Since the study didn't test every African they could find for Neanderthal genes, the article should read "Some Africans Might Have Some Neanderthal Genes For Some Reason". Kortoso (talk) 20:01, 31 October 2014 (UTC)

Neanderthals did not have the largest brains[edit]

They article says Neanderthals had the largest brain of any hominid at 1600 CC. This article on Boskops, hominins who lived in southern Africa 30,000 to 10,000 years ago, had an average brain case of 1750 cc. Why are Boskops not mentioned? Turtire (talk) 02:49, 5 December 2014 (UTC)

Because the article you mention is describing a speculative theory based on flimsy evidence that has not been met with any degree of acceptance in the literature on human evolution.User:Maunus ·ʍaunus·snunɐw· 02:55, 5 December 2014 (UTC)


This section seems to have a contradiction that really trips me as I read it. It currently says:

The St. Césaire 1 skeleton discovered in 1979 at La Roche à Pierrot, France, showed a healed fracture on top of the skull apparently caused by a deep blade wound. This wound was likely fatal, given the lack of medical care, causing the victim to bleed out, or through cranial concussion

As I read it, what trips me is that it is a "healed fracture" but the second sentence says it was likely fatal and that the victim likely bled out through the wound. in such a case, it wouldn't be a healed wound.

I can't locate the source to try to correct it myself. It would be nice if it was clarified. — Preceding unsigned comment added by (talk) 14:48, 23 December 2014 (UTC)

Confusing sentence[edit]

This sentence:

According to The Sensuous Curmudgeon “Whatever dates one uses, it seems that Neanderthal was the first to arrive in Europe and the Middle East.”

is confusing. First of all, who is the "Sensuous Curmudgeon"? I googled this and it appears to be someone's blog. Yet the sentence isn't sourced to the blog, it's sourced to the National Center for Biotechnology Information. Kindzmarauli (talk) 16:08, 8 January 2015 (UTC)

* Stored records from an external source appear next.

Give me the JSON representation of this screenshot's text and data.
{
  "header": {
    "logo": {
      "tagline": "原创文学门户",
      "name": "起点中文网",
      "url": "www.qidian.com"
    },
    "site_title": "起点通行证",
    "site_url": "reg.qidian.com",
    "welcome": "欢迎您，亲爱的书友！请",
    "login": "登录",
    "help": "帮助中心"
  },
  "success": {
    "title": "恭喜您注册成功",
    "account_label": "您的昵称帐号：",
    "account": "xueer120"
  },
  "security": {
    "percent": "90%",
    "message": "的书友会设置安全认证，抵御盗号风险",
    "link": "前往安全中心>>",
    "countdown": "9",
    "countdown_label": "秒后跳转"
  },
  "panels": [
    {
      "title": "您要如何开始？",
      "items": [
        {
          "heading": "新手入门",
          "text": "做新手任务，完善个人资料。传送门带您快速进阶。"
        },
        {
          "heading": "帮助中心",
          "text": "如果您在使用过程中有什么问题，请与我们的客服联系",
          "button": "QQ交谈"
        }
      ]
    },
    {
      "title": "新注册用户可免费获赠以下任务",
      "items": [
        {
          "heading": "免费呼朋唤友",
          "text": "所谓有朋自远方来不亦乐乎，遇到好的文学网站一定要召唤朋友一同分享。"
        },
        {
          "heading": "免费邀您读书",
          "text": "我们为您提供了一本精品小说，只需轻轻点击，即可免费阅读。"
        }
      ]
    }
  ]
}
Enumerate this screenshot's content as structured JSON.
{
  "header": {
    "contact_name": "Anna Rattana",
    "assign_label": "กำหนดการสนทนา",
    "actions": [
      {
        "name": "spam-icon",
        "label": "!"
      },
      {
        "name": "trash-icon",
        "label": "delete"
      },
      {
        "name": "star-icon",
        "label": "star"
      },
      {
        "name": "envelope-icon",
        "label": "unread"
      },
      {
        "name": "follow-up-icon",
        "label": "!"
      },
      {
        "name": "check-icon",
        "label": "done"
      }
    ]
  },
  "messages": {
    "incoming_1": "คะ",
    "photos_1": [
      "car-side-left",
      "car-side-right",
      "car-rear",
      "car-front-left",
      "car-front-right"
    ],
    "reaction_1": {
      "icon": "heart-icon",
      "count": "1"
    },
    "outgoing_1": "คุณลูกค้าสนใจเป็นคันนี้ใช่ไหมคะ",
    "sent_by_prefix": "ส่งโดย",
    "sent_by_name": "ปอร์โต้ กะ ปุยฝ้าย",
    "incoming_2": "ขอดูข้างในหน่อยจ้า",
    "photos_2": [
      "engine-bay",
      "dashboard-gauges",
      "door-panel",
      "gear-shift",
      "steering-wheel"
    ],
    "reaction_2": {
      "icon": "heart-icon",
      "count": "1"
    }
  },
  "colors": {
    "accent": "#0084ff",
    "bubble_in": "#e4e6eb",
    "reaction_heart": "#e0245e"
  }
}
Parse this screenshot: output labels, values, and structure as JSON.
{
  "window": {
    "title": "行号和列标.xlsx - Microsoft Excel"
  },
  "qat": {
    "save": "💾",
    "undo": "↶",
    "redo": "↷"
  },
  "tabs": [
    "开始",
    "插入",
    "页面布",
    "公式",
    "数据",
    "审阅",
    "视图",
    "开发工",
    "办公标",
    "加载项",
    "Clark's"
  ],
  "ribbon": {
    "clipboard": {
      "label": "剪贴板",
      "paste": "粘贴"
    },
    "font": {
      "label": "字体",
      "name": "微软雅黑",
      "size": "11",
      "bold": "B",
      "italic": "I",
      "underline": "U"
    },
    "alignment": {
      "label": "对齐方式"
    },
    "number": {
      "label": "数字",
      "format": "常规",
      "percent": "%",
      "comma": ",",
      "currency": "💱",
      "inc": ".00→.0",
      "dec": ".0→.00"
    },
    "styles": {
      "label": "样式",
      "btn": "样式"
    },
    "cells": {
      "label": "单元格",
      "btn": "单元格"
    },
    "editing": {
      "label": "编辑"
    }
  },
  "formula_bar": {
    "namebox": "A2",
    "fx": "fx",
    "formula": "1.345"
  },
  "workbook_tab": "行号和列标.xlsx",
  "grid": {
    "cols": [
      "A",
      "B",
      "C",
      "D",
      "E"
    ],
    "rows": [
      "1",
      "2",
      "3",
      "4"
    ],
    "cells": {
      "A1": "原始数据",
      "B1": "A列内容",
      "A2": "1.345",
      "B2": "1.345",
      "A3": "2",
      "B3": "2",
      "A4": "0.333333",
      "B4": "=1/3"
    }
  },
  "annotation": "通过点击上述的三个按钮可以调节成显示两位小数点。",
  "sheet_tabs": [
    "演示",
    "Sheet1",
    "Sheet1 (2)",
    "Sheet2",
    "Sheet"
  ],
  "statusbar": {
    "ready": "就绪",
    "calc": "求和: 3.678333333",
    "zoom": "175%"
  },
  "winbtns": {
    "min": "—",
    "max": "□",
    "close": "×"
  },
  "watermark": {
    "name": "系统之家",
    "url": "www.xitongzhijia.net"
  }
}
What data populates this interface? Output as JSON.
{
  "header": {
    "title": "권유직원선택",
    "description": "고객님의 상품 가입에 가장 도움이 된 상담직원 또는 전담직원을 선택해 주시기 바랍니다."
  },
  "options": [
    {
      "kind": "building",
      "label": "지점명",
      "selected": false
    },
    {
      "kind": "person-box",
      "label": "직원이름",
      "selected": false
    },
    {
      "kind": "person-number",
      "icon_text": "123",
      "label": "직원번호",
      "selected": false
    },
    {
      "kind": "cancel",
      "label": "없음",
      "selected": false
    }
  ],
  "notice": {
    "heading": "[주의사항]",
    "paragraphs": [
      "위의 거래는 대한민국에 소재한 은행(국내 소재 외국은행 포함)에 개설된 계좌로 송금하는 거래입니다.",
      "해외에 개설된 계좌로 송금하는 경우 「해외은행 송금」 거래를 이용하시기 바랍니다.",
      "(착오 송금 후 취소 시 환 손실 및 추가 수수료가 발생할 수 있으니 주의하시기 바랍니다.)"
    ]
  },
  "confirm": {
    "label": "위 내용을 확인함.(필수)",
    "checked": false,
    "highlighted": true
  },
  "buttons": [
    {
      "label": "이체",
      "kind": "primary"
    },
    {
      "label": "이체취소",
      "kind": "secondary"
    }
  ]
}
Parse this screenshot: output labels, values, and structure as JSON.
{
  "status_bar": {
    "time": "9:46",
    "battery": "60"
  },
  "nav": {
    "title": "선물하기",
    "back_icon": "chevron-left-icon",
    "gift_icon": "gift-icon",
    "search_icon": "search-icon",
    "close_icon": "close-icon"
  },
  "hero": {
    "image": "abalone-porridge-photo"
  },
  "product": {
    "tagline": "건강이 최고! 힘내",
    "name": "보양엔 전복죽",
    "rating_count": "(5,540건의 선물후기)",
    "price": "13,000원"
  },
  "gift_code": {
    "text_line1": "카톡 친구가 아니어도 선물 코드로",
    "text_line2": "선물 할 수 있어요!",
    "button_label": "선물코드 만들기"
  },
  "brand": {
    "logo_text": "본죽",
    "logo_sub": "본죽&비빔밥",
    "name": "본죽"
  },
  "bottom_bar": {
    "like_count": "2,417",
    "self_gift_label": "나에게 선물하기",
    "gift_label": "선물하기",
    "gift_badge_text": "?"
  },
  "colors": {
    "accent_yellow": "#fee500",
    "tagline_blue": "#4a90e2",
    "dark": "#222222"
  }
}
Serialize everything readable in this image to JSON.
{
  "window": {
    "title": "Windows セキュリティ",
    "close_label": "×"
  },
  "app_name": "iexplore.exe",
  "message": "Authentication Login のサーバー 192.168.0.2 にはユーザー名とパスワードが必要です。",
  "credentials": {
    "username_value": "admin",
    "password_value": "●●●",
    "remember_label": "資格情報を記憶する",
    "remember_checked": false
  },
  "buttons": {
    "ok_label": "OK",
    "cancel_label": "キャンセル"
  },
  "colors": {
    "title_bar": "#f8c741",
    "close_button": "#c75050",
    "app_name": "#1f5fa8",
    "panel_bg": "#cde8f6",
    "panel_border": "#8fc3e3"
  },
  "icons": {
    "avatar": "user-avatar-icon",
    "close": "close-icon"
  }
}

That was added to the article last October with this edit by an editor who has only made three edits and only to this article. That may throw all three edits into question. – Paine EllsworthCLIMAX! 18:54, 8 January 2015 (UTC)
That editor's first edit has been well-improved since October. The second edit was an improvement and still stands. The third edit was this paragraph, so I have removed the confusing parts and improved grammar and links. – Paine EllsworthCLIMAX! 19:23, 8 January 2015 (UTC)